My name is Darna and I was born in the Philippines. I left my country to work as a maid to help my family financially. But my salary was never paid. Instead, my employers brought me to London and confiscated my passport. I work from 7:00 am to 10:30 pm every day, looking after their children. I was told to sleep on the kitchen floor and eat the leftovers from my employer’s dinner table . . .
Migrant domestic workers are particularly vulnerable to exploitation because of the nature of their work—typically undertaken behind closed doors, far from their communities of origin. Socially isolated and at the mercy of their employers, domestic workers may find out that they are expected to be on call 24 hours a day and unable to leave the house. In some countries, including the UK, Saudi Arabia and Qatar, domestic workers are bound to their employers through their visa; preventing their seeking employment elsewhere if they face violence or abuse.
My name is Kosi. I was born in a village in Tongu, Ghana. I always dreamed of becoming a teacher, but my father died young and I was given to my grandmother. She was so poor that she couldn’t provide for me. Out of ignorance and desperation, she trafficked me into slavery. I was taken to a fishing village on Lake Volta. The trafficker had promised my grandmother that I would work part-time and attend the village school. But as soon as I arrived I was forced to work day and night on perilous fishing boats . . .
It’s estimated that there are 5.5 million child slaves worldwide, many in hazardous work. Other forms of child slavery include child soldiers, prostitution or pornography, forced begging and the drug trade.
You may be tempted to think that this would never happen in your country; that developed nations like the UK and Australia are completely slave-free.
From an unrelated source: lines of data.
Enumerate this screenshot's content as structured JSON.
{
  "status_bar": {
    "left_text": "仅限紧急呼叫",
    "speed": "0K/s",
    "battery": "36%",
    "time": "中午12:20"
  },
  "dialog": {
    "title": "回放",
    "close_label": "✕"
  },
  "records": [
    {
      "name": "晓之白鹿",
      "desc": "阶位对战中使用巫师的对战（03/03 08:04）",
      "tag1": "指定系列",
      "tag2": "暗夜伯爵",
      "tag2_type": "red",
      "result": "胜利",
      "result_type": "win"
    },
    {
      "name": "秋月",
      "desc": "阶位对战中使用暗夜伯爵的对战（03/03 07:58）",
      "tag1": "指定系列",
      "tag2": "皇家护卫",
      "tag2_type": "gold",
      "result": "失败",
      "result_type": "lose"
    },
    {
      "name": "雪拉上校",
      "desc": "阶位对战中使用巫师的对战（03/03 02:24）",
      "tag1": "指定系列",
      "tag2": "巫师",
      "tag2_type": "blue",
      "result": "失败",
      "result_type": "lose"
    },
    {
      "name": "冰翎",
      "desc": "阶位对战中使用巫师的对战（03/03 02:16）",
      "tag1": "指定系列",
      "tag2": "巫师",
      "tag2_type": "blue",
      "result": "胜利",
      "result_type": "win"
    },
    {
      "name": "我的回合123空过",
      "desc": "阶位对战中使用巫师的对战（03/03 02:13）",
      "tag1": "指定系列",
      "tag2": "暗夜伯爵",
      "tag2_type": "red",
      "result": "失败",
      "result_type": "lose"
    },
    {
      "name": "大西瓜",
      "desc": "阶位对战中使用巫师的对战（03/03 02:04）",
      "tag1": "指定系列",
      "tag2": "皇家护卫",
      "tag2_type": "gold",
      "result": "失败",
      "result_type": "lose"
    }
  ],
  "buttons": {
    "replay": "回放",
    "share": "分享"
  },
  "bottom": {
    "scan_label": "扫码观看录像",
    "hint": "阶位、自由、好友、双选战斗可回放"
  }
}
But that’s simply not the case. Last year alone, 3805 potential victims were reported to the National Referral Mechanism in the UK; the Walk Free Foundation estimates there are 4300 slaves in Australia today. Slavery is everywhere; it is a highly profitable industry that generates roughly 150 billion dollars a year.
Yet, there is hope. In the words of Gary Haugen, founder of International Justice Missions, “God’s people are His plan to respond to the needs of the oppressed in our world.”3 We are the hope. Shakeel, Clara, Darna and Kosi are now free because someone loved them enough to get involved. Someone dared to say something, an NGO stepped in, a dangerous rescue mission was planned, and hope was born.
Ending slavery is a collective responsibility. There is something you can do, in your corner of the world, with your particular set of skills. As Christians, we’ve been called to compassionately pursue justice: “Learn to do right; seek justice. Defend the oppressed. Take up the cause of the fatherless; plead the case of the widow” (Isaiah 1:17). Justice flows from God’s own heart. His plan is to bring freedom to all, including freedom from the bondage of sin. It’s a true act of worship to God when we reject apathy and love people enough to get involved.
1. Due to population growth, slaves are a smaller percentage of the world’s population than in the past.
2. The stories in this article are based on true survivors’ testimonies. However, names and identifying details have been changed to protect the privacy of individuals. Stock images have been used for the same reason. In some cases, I combined two stories to better illustrate the conditions slaves endure.
3. Gary A Haugen (2009). “Good News About Injustice: A Witness of Courage in a Hurting World,” IVP.